4. 2004 Child Support Agency disaster
IT giant Electronic Data Systems (EDS) were alleged to have significantly contributed to this disaster in the UK and their Child Support Agency (CSA). The CS2 computer system by some means, underpaid about 700,000 people, but overpaid about 1.9 million grateful citizens. The result was a bill for the taxpayers of more than £1 billion and the devastation of the CSA.
5. 1990 AT&T Network collapses
One of the AT&T switching centers experienced a relatively minor problem, causing a complete shut down. However, on service being restored, a message was automatically sent to other centers, causing them to shutdown and reset. The reason for this was an error in a line of code, added during a complex upgrading of software. It was a minor error that lost American Airlines alone, about 200,000 reservations.
6. 2006 Exploding laptops
A Dell laptop burst into flames at a trade show in Japan and although there had been rumors regarding laptops, this occasion gave it full publicity. A spokesperson reported the problem had been traced and it related to an issue with the battery/power supply on that particular laptop, which overheated and caught fire. Dell prudently decided it would be wise to recall and replace about 4.1m laptop Sony batteries.
Apple also reported issues for iPods and Macbooks and other suppliers reported the same. Reports indicated that Matsushita alone had to recall about 54 million devices. It was estimated by Sony at the time, the overall cost of support for the recall programs of Apple and Dell would be in the region of ¥20-30 billion.
7. 1999-2000 Double Digit Year (Y2K)
Various disasters were predicted by many IT sources, but in the end, there were none! Despite predictions of this computer doomsday and the devastation it would provoke, the powers that be kept to the original double digits program. As a result, it has been estimated that $ billions were spent to avoid the Millennium Bug, that didn’t happen.

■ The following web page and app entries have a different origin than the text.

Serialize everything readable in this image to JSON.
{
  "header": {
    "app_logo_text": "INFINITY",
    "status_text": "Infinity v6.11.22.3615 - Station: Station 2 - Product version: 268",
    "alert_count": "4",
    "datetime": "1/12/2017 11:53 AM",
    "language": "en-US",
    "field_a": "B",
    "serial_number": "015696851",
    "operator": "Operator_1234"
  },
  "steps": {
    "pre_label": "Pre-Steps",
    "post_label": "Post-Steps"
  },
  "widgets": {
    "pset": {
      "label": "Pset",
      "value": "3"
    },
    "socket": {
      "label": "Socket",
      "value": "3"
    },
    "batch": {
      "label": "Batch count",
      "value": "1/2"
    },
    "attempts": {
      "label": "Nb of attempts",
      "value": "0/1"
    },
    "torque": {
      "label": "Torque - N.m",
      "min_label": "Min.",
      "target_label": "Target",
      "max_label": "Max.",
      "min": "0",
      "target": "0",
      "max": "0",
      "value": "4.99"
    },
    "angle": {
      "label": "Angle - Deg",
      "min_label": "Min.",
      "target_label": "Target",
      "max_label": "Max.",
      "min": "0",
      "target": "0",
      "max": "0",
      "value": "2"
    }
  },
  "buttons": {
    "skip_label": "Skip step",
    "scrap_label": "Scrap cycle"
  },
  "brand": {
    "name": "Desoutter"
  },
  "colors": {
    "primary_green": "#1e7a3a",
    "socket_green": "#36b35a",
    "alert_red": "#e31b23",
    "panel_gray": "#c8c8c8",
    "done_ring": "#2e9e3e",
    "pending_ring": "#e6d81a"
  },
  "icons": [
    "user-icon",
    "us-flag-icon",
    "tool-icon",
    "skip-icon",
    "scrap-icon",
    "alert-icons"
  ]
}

8. 1998 Mars climate observation
The Mars Climate Orbiter and Mars Polar Lander were spacecraft in a program designed to study the weather on planet Mars, including the climate, water and carbon dioxide content of the atmosphere. However, a sub-contractor used the American imperial units, as opposed to the NASA specified European metric units.
The result was that a navigation error occurred, causing the Polar Lander to fly low in the atmosphere and be destroyed.

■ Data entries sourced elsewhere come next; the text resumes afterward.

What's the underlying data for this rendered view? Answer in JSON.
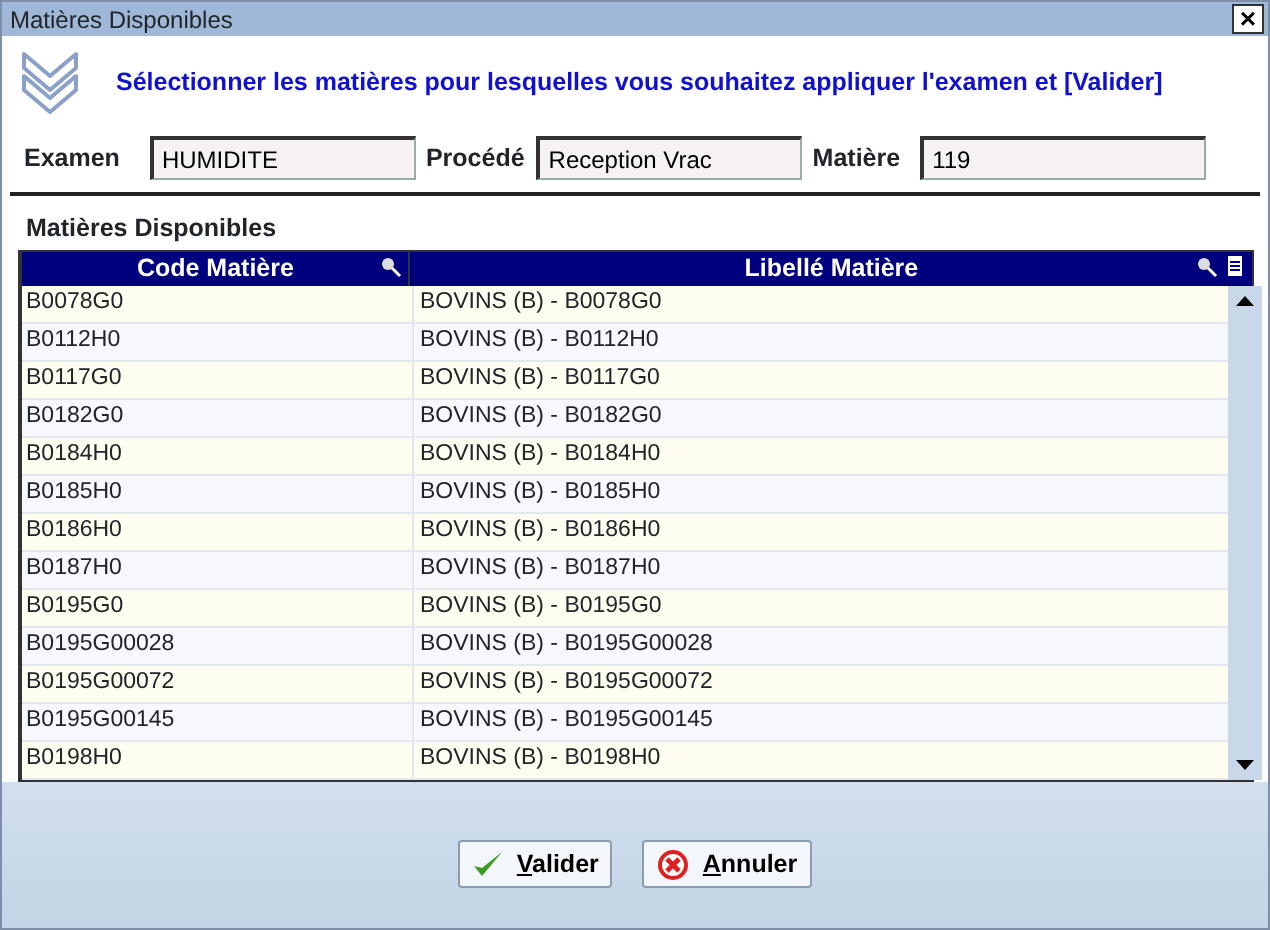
{
  "window": {
    "title": "Matières Disponibles",
    "close": "×"
  },
  "instruction": "Sélectionner les matières pour lesquelles vous souhaitez appliquer l'examen et [Valider]",
  "fields": [
    {
      "label": "Examen",
      "value": "HUMIDITE"
    },
    {
      "label": "Procédé",
      "value": "Reception Vrac"
    },
    {
      "label": "Matière",
      "value": "119"
    }
  ],
  "section_title": "Matières Disponibles",
  "table": {
    "columns": [
      "Code Matière",
      "Libellé Matière"
    ],
    "rows": [
      [
        "B0078G0",
        "BOVINS (B) - B0078G0"
      ],
      [
        "B0112H0",
        "BOVINS (B) - B0112H0"
      ],
      [
        "B0117G0",
        "BOVINS (B) - B0117G0"
      ],
      [
        "B0182G0",
        "BOVINS (B) - B0182G0"
      ],
      [
        "B0184H0",
        "BOVINS (B) - B0184H0"
      ],
      [
        "B0185H0",
        "BOVINS (B) - B0185H0"
      ],
      [
        "B0186H0",
        "BOVINS (B) - B0186H0"
      ],
      [
        "B0187H0",
        "BOVINS (B) - B0187H0"
      ],
      [
        "B0195G0",
        "BOVINS (B) - B0195G0"
      ],
      [
        "B0195G00028",
        "BOVINS (B) - B0195G00028"
      ],
      [
        "B0195G00072",
        "BOVINS (B) - B0195G00072"
      ],
      [
        "B0195G00145",
        "BOVINS (B) - B0195G00145"
      ],
      [
        "B0198H0",
        "BOVINS (B) - B0198H0"
      ]
    ]
  },
  "buttons": [
    {
      "kind": "ok",
      "label": "Valider"
    },
    {
      "kind": "cancel",
      "label": "Annuler"
    }
  ]
}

9. 2007 Flights grounded in LA
A network card was determined to be responsible for about 17,000 aircraft being grounded at Los Angeles International Airport. The card instead of shutting down as it should, allegedly kept sending incorrect data across the network.
The result was that data kept flooding out until striking the complete network of the United States Customs and Border Protection (USCBP) agency, bringing it to a complete halt. Accordingly, no person for about 8 hours could be authorized to enter or leave the USA.
10. 1999 Siemens computer system strikes out
Summer holiday time in the UK and about 500,000 British citizens discovered their new passports could not be issued on time. The reason was that the Passport Agency had introduced a new Siemens computer system, but without testing it thoroughly and training their staff first.
With a vast number of disappointed people missing out on their holidays, the Home Office was forced to pay £ millions in compensation. The reason for an unexpectedly high demand for passports was that the law had recently been changed and for the first time, all children under the age of 16 years needed a passport if they were traveling abroad.
Many of these disasters serve as perfect reminders that information technology is not perfect, just like people. Preventing them takes careful thought, and in some cases, a viable business continuity plan.
Either way, it’s clear that disasters like these will continue to happen as long as we lack the dilligence (and sometimes common sense) to mitigate them.
Related: How to Handle Server Crashes